To our best knowledge a person’s ethnicity was defined according to his or her birthplace and city of residence, and so are the English. No other examples exist in history of an ethnicity that actually changed its historical name because of the conversion to christianity, neither there is a clear indication they actually did: Procopius already proclaimed in the 6th century – ie. before Gregory! – that Britain was divided between Angili, Phrissones and Britons. The alternative explanation but religion is that “gens Anglorum” was already employed to refer to the pre-invasion population, though they can’t be the Britons. The only ethnicity we know of that abundantly populated the British province in Roman times were the Belgae. If so, their claims for being “Anglians” were semi-native and not derived from or competitive to the invaders, but merely coincided with the Saxon polyethnic constitution.
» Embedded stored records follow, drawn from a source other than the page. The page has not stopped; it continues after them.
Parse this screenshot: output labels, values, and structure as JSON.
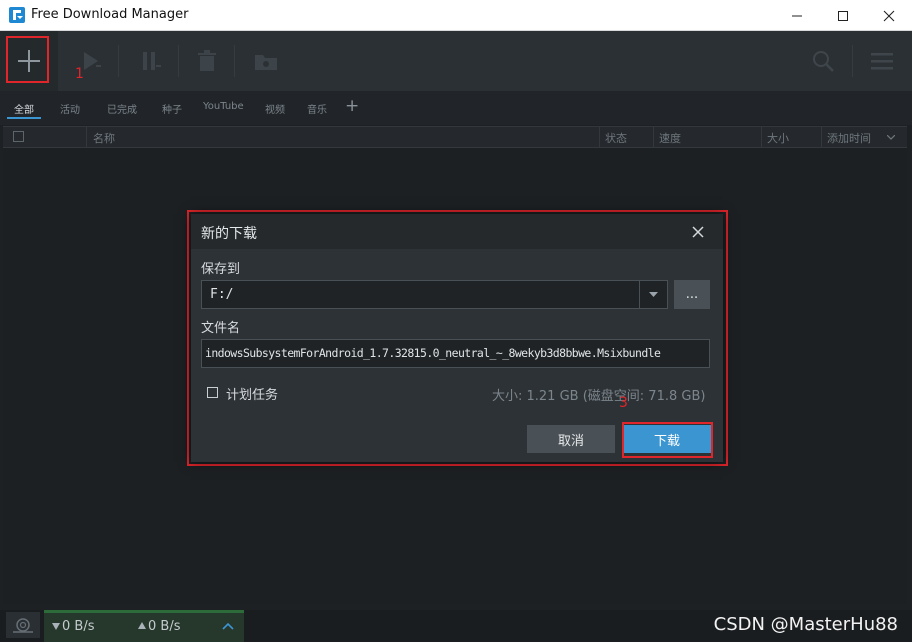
{
  "window": {
    "title": "Free Download Manager",
    "minimize_glyph": "—",
    "maximize_glyph": "☐",
    "close_glyph": "✕"
  },
  "toolbar": {
    "add_icon": "plus-icon",
    "icons": [
      "plus-icon",
      "play-icon",
      "pause-icon",
      "trash-icon",
      "folder-icon",
      "search-icon",
      "menu-icon"
    ]
  },
  "tabs": {
    "items": [
      "全部",
      "活动",
      "已完成",
      "种子",
      "YouTube",
      "视频",
      "音乐"
    ],
    "add_label": "+"
  },
  "table": {
    "headers": {
      "name": "名称",
      "status": "状态",
      "speed": "速度",
      "size": "大小",
      "added": "添加时间"
    }
  },
  "status_bar": {
    "download_speed": "0 B/s",
    "upload_speed": "0 B/s"
  },
  "dialog": {
    "title": "新的下载",
    "save_to_label": "保存到",
    "save_to_value": "F:/",
    "browse_label": "...",
    "filename_label": "文件名",
    "filename_value": "indowsSubsystemForAndroid_1.7.32815.0_neutral_~_8wekyb3d8bbwe.Msixbundle",
    "schedule_label": "计划任务",
    "size_info": "大小: 1.21 GB (磁盘空间: 71.8 GB)",
    "cancel_label": "取消",
    "download_label": "下载",
    "close_glyph": "✕"
  },
  "annotations": {
    "step1": "1",
    "step3": "3"
  },
  "watermark": "CSDN @MasterHu88",
  "colors": {
    "accent": "#3b95d1",
    "annotation_red": "#e0252b",
    "speed_green": "#2e6b3a"
  }
}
Several etymologies for the Angles coexist, as well as for the Saxon Angri. Their apparent similarity could easily be understood as coincidental, even in the case of a similar etymological origin. How likely it would be that such etymological similarity wouldn’t necessarily reflect any ethnic unity? According to Julius Pokorny the stem Angri- in Angrivarii and Angl– in Anglii all come from the same root meaning “bend“. However, a geographic explanation that e.g. refers to the Northsea coast bending north at Holstein would be exclusively valid for the Angrivarii, but rendered useless for “gens Anglorum” that are now proposed to be native to Britain. Would there be another possible etymology that may involve a deeper relationship or reminiscent constitution that equally survived on both sides of the Northsea in the institution of a ruling race by the name Angli/Angri?
Maybe the origin of Gens Anglorum is more native to England than any Angrivarii-related immigrants from the continent would ever be. This would lead us to Celts or Belgae. Since Celts can be safely excluded from a significant role in Anglo-Saxon history, we could take a closer look at the Belgae. These people remain largely unknown, except for the fact that their people were either Celtic or Germanic, and that their immigration to England in Roman times has been convincingly attested by archeology. But what British Belgae could have in common with the Saxons that they were acquainted with an honorific title like Angle, synonymous to Angri? The answer may be very simple once the Germanic identity of Belgae is accepted. Like other Germanic people around the Northsea they are likely to have shared the Inguaeonic religion that was current before the Migration Period. Ing- toponyms are quite numerous in Belgic territory. Then Angri as well as Angli are more likely to be both reminiscent of the ancient Ingwaz cult. As a matter of common pre-Migration Period origin, the ruling races of Anglians and Angrivari alike once just happened to represent the god Ingwaz in his earthly realm.
- Bede, Social Practice, and the Problem with Foreigners – Stephen J. Harris, Essays in Medieval Studies 13 (1998), 97-107, link
- Bede – Ecclesiastical History of the English Nation (HE), link
- The making of English national identity – Krishan Kumar, 2003, link
- Tacitus – Germania, link
- Ptolemy – Geographia, Book II Chapter 1o, link
- Sharon Turner – The history of the Anglo-Saxons (on Alfred’s additions in his translation of Osorius), link
- The Voyage of Ottar, link
- John Hines – The Anglo-Saxons from the Migration Period to the Eighth Century: An Ethnographic Perspective, 1997, link